Provided data ▸
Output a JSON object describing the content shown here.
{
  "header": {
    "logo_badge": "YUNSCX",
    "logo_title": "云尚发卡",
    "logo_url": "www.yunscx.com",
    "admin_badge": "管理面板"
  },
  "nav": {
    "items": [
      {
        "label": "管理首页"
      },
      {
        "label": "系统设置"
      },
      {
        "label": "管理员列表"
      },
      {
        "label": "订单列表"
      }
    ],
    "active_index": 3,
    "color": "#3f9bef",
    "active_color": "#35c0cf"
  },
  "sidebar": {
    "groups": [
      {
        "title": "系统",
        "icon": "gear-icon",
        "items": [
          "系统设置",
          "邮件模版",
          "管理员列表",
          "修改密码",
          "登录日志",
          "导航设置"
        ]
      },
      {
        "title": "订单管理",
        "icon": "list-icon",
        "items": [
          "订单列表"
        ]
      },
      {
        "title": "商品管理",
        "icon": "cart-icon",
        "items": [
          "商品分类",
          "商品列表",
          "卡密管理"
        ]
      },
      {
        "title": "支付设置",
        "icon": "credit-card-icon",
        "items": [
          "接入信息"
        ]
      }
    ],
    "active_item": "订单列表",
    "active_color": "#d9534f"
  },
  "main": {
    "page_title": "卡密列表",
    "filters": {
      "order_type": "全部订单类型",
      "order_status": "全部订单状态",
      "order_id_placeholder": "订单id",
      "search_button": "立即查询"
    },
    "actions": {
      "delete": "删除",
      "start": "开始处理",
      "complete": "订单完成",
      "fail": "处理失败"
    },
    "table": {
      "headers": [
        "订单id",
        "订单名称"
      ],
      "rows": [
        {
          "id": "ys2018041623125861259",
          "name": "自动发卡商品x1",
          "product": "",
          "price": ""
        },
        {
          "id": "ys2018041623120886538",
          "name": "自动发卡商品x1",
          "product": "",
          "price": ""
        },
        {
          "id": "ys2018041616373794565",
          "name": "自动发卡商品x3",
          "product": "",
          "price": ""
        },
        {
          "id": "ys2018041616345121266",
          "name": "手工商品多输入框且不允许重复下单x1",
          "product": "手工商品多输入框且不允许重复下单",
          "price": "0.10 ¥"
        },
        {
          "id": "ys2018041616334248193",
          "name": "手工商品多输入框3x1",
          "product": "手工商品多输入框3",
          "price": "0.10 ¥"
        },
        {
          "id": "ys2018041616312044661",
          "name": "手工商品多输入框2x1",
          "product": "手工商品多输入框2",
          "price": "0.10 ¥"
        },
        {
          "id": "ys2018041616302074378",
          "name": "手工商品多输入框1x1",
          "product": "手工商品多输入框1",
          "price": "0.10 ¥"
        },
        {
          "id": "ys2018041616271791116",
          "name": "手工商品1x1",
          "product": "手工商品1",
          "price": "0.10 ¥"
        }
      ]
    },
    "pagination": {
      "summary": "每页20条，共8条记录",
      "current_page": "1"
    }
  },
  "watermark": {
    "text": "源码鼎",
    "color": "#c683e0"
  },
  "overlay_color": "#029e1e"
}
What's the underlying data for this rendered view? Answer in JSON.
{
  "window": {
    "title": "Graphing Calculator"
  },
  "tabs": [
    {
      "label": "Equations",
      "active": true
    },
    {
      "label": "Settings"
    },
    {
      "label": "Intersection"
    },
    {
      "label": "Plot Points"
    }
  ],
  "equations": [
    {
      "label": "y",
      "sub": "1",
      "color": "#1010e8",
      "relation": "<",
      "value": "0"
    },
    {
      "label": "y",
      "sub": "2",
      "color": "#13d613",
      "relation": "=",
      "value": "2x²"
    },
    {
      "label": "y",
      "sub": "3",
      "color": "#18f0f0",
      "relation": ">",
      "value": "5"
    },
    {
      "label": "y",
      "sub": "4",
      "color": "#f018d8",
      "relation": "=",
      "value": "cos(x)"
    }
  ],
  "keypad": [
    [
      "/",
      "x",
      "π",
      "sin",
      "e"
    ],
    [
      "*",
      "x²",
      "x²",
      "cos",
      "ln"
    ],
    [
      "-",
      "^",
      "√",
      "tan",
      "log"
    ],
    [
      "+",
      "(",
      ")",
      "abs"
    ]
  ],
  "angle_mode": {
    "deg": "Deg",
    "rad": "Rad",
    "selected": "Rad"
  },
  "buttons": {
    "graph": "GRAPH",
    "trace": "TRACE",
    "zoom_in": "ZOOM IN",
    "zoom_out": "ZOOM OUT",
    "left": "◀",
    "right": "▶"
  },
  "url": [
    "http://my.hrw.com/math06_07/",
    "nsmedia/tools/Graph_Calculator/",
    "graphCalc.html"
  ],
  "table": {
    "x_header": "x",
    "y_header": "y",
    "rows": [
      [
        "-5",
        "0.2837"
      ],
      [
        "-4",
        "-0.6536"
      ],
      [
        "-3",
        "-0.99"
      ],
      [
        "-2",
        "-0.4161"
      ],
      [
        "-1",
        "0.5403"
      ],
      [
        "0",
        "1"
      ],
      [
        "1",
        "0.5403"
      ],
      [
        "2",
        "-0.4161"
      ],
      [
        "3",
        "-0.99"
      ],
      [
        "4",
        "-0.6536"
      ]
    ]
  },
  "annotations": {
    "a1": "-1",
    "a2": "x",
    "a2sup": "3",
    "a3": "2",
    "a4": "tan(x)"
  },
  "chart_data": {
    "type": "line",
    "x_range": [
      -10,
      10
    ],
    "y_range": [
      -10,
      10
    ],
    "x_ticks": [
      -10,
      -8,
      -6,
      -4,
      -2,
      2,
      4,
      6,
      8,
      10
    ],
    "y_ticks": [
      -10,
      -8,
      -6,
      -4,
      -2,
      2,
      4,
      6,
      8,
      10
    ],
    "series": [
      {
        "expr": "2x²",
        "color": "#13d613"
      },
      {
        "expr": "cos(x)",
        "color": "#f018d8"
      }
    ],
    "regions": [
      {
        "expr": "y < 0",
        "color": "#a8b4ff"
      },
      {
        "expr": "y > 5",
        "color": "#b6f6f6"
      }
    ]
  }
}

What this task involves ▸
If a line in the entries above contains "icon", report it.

Written answer ▸
        "icon": "gear-icon",
        "icon": "list-icon",
        "icon": "cart-icon",
        "icon": "credit-card-icon",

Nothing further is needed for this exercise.